- TASK STATEMENT
Look at the entries below and reproduce them exactly.

---- MATERIAL TO PROCESS

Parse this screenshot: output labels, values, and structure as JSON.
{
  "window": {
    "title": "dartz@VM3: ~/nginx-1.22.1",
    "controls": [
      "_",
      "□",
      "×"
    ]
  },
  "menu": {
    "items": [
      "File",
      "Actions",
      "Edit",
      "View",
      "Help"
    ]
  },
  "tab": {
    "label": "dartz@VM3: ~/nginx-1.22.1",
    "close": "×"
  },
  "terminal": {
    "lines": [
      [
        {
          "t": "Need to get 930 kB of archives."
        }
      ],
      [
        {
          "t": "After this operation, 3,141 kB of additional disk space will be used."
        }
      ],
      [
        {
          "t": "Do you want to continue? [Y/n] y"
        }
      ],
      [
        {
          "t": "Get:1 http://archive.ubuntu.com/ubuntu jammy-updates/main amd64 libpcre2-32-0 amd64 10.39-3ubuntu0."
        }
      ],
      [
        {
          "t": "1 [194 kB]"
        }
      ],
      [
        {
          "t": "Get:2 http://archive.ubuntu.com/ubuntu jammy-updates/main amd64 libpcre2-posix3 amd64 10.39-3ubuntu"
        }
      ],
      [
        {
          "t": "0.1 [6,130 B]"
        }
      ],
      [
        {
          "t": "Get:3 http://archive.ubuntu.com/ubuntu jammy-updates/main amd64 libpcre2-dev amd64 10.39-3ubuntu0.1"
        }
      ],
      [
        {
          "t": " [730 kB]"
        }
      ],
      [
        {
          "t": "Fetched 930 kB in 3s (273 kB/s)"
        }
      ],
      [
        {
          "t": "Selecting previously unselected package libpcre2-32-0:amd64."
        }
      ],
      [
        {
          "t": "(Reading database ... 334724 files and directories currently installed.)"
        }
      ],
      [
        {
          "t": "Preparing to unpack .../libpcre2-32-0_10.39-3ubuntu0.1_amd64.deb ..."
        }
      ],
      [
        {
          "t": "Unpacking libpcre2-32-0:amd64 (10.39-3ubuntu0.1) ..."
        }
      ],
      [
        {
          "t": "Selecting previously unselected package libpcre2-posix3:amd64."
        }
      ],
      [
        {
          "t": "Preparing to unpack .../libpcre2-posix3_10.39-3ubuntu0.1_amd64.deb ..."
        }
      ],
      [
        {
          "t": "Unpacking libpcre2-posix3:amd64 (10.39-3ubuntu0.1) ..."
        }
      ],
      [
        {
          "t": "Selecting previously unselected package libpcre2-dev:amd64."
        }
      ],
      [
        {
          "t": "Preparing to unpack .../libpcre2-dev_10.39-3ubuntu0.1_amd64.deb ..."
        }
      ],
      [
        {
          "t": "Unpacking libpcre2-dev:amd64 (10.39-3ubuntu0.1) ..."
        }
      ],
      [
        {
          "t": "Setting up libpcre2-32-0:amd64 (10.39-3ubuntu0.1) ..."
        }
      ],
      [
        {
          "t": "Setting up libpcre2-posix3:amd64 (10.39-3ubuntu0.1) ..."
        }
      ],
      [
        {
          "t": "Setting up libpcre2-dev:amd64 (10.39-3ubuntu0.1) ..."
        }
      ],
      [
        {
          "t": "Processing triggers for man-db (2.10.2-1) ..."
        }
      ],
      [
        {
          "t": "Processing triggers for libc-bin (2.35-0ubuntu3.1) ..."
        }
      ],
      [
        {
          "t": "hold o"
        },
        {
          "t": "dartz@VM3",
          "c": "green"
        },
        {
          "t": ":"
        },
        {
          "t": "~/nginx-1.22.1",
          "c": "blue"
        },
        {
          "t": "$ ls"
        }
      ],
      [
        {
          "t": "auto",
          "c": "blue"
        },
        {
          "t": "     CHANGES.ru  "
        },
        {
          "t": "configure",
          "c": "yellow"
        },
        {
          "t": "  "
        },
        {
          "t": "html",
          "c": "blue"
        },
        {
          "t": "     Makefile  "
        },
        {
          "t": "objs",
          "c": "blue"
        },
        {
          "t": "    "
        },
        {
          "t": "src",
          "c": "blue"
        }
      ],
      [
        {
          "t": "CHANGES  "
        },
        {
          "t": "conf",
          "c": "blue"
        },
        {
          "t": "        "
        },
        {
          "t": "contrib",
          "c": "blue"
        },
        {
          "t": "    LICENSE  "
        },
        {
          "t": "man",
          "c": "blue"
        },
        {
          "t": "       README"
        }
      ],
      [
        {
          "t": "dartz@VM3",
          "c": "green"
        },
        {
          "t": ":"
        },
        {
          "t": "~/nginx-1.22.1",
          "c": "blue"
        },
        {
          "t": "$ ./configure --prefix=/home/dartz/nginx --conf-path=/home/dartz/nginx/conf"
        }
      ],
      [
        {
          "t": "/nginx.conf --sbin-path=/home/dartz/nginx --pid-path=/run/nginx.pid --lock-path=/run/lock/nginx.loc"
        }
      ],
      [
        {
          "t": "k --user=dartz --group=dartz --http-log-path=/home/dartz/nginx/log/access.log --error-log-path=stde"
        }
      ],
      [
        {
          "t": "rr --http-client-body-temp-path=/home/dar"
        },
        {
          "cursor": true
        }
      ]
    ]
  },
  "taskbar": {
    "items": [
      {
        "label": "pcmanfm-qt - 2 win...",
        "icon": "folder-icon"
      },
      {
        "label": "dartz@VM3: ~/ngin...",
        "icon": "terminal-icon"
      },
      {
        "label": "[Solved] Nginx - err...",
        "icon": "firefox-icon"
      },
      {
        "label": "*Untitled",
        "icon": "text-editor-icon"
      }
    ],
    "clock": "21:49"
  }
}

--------

- WRITTEN ANSWER
Parse this screenshot: output labels, values, and structure as JSON.
{
  "window": {
    "title": "dartz@VM3: ~/nginx-1.22.1",
    "controls": [
      "_",
      "□",
      "×"
    ]
  },
  "menu": {
    "items": [
      "File",
      "Actions",
      "Edit",
      "View",
      "Help"
    ]
  },
  "tab": {
    "label": "dartz@VM3: ~/nginx-1.22.1",
    "close": "×"
  },
  "terminal": {
    "lines": [
      [
        {
          "t": "Need to get 930 kB of archives."
        }
      ],
      [
        {
          "t": "After this operation, 3,141 kB of additional disk space will be used."
        }
      ],
      [
        {
          "t": "Do you want to continue? [Y/n] y"
        }
      ],
      [
        {
          "t": "Get:1 http://archive.ubuntu.com/ubuntu jammy-updates/main amd64 libpcre2-32-0 amd64 10.39-3ubuntu0."
        }
      ],
      [
        {
          "t": "1 [194 kB]"
        }
      ],
      [
        {
          "t": "Get:2 http://archive.ubuntu.com/ubuntu jammy-updates/main amd64 libpcre2-posix3 amd64 10.39-3ubuntu"
        }
      ],
      [
        {
          "t": "0.1 [6,130 B]"
        }
      ],
      [
        {
          "t": "Get:3 http://archive.ubuntu.com/ubuntu jammy-updates/main amd64 libpcre2-dev amd64 10.39-3ubuntu0.1"
        }
      ],
      [
        {
          "t": " [730 kB]"
        }
      ],
      [
        {
          "t": "Fetched 930 kB in 3s (273 kB/s)"
        }
      ],
      [
        {
          "t": "Selecting previously unselected package libpcre2-32-0:amd64."
        }
      ],
      [
        {
          "t": "(Reading database ... 334724 files and directories currently installed.)"
        }
      ],
      [
        {
          "t": "Preparing to unpack .../libpcre2-32-0_10.39-3ubuntu0.1_amd64.deb ..."
        }
      ],
      [
        {
          "t": "Unpacking libpcre2-32-0:amd64 (10.39-3ubuntu0.1) ..."
        }
      ],
      [
        {
          "t": "Selecting previously unselected package libpcre2-posix3:amd64."
        }
      ],
      [
        {
          "t": "Preparing to unpack .../libpcre2-posix3_10.39-3ubuntu0.1_amd64.deb ..."
        }
      ],
      [
        {
          "t": "Unpacking libpcre2-posix3:amd64 (10.39-3ubuntu0.1) ..."
        }
      ],
      [
        {
          "t": "Selecting previously unselected package libpcre2-dev:amd64."
        }
      ],
      [
        {
          "t": "Preparing to unpack .../libpcre2-dev_10.39-3ubuntu0.1_amd64.deb ..."
        }
      ],
      [
        {
          "t": "Unpacking libpcre2-dev:amd64 (10.39-3ubuntu0.1) ..."
        }
      ],
      [
        {
          "t": "Setting up libpcre2-32-0:amd64 (10.39-3ubuntu0.1) ..."
        }
      ],
      [
        {
          "t": "Setting up libpcre2-posix3:amd64 (10.39-3ubuntu0.1) ..."
        }
      ],
      [
        {
          "t": "Setting up libpcre2-dev:amd64 (10.39-3ubuntu0.1) ..."
        }
      ],
      [
        {
          "t": "Processing triggers for man-db (2.10.2-1) ..."
        }
      ],
      [
        {
          "t": "Processing triggers for libc-bin (2.35-0ubuntu3.1) ..."
        }
      ],
      [
        {
          "t": "hold o"
        },
        {
          "t": "dartz@VM3",
          "c": "green"
        },
        {
          "t": ":"
        },
        {
          "t": "~/nginx-1.22.1",
          "c": "blue"
        },
        {
          "t": "$ ls"
        }
      ],
      [
        {
          "t": "auto",
          "c": "blue"
        },
        {
          "t": "     CHANGES.ru  "
        },
        {
          "t": "configure",
          "c": "yellow"
        },
        {
          "t": "  "
        },
        {
          "t": "html",
          "c": "blue"
        },
        {
          "t": "     Makefile  "
        },
        {
          "t": "objs",
          "c": "blue"
        },
        {
          "t": "    "
        },
        {
          "t": "src",
          "c": "blue"
        }
      ],
      [
        {
          "t": "CHANGES  "
        },
        {
          "t": "conf",
          "c": "blue"
        },
        {
          "t": "        "
        },
        {
          "t": "contrib",
          "c": "blue"
        },
        {
          "t": "    LICENSE  "
        },
        {
          "t": "man",
          "c": "blue"
        },
        {
          "t": "       README"
        }
      ],
      [
        {
          "t": "dartz@VM3",
          "c": "green"
        },
        {
          "t": ":"
        },
        {
          "t": "~/nginx-1.22.1",
          "c": "blue"
        },
        {
          "t": "$ ./configure --prefix=/home/dartz/nginx --conf-path=/home/dartz/nginx/conf"
        }
      ],
      [
        {
          "t": "/nginx.conf --sbin-path=/home/dartz/nginx --pid-path=/run/nginx.pid --lock-path=/run/lock/nginx.loc"
        }
      ],
      [
        {
          "t": "k --user=dartz --group=dartz --http-log-path=/home/dartz/nginx/log/access.log --error-log-path=stde"
        }
      ],
      [
        {
          "t": "rr --http-client-body-temp-path=/home/dar"
        },
        {
          "cursor": true
        }
      ]
    ]
  },
  "taskbar": {
    "items": [
      {
        "label": "pcmanfm-qt - 2 win...",
        "icon": "folder-icon"
      },
      {
        "label": "dartz@VM3: ~/ngin...",
        "icon": "terminal-icon"
      },
      {
        "label": "[Solved] Nginx - err...",
        "icon": "firefox-icon"
      },
      {
        "label": "*Untitled",
        "icon": "text-editor-icon"
      }
    ],
    "clock": "21:49"
  }
}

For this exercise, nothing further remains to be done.